Second wave of locusts advance to southern Dead Sea
The wave of locusts that hit Israel over the weekend intensified Saturday evening, with a fresh swarm of relatively large locusts being spotted over the southern city of Eilat and with the insects reaching as far north as the southern section of the Dead Sea.
The swarms of large locusts landed on Saturday evening near Faran in the Arava region and Neot Hakikar south of the Dead Sea.
The locusts were expected to move further northward on Sunday with the help of southwesterly winds.
However, the expected significant drop in temperatures on Sunday would force the locusts to remain on the ground and would slow their movement northward. This would make it easier for crop dusters to exterminate them from the air.
The Agriculture Ministry stated, however, that it wasn't clear whether the new swarms of locusts might move further north in Israel or carry on into Jordan.
The Agriculture Ministry began spraying the locusts with insecticide on Saturday morning after swarms hit agricultural areas in the southern Negev desert the day before.
The planes sprayed riverbeds near Kadesh Barnea on Israel's border with Egypt.
A wave of relatively large locusts was spotted flying over the southern city of Eilat earlier on Saturday. The swarm came in from the northwest and was seen at the outskirts of an Eilat neighborhood. This swarm then headed north and landed near Kibbutz Faran in the Arava.
The insecticide used to destroy the locusts was authorized by the ministry. The Plant Protection and Inspection Services promised they would use a diluted version of the chemical which wouldn't cause other animals to be poisoned should they consume the dead locusts.
Locusts were first spotted Friday afternoon in the southern neighborhoods of Eilat and in the hotel district of the city.
The younger locusts cause a relatively limited amount of damage, usually attacking gardens or vegetable patches. But one swarm, which was spotted near Kibbutz Eilot, concerned the members of the kibbutz, since fields of vegetables and melons - some already ripened and ready for harvest - could be seriously hurt.
Israeli officials and their counterparts in the region have been monitoring the locusts' movement for weeks. Earlier this month, a few individual locusts were spotted along the coastal plain and in communities including Palmahim, Tel Aviv and Karmiel.

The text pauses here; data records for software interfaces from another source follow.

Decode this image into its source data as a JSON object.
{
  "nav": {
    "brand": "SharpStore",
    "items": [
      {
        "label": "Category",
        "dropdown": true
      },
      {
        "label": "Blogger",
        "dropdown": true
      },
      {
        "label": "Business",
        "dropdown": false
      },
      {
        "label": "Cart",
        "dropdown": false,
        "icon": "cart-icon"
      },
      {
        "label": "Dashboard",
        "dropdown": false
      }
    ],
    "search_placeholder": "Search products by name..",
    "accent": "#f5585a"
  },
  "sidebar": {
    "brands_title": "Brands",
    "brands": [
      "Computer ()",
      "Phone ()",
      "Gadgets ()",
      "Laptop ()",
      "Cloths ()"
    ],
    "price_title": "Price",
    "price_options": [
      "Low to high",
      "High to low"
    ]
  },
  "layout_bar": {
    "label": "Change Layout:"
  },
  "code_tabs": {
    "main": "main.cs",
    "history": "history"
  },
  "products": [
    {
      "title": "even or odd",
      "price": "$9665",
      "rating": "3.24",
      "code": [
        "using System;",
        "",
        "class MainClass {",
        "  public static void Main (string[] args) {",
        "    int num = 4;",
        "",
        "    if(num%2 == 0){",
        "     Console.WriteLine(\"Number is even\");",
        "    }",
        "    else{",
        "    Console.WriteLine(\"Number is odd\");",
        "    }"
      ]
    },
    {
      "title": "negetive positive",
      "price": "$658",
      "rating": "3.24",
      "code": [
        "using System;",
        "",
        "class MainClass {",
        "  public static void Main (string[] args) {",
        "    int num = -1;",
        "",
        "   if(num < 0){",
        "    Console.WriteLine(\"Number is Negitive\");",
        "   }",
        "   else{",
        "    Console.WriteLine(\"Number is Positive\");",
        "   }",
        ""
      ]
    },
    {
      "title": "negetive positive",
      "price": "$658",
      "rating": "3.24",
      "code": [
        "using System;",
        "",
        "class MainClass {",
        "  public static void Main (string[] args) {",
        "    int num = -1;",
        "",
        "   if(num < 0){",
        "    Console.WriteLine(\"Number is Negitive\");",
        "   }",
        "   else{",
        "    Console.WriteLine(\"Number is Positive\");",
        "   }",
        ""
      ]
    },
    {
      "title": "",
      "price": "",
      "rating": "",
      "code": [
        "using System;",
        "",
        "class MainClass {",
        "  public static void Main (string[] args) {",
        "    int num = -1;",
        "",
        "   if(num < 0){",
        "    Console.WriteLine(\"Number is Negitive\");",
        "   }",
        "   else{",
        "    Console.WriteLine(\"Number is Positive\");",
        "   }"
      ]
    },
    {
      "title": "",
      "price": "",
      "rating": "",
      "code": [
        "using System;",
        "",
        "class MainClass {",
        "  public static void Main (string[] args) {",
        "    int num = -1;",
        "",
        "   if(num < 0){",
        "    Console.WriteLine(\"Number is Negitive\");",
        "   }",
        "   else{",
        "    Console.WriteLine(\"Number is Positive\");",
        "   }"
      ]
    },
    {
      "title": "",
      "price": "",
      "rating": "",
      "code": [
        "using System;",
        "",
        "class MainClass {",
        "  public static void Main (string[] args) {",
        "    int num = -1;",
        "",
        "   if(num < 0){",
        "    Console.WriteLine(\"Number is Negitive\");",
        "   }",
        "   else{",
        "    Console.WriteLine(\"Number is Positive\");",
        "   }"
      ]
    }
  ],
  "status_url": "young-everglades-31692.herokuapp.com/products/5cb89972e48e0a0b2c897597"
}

The Agriculture Ministry received a request from its Palestinian counterpart to coordinate steps aimed at eliminating the locusts if they do arrive in the area.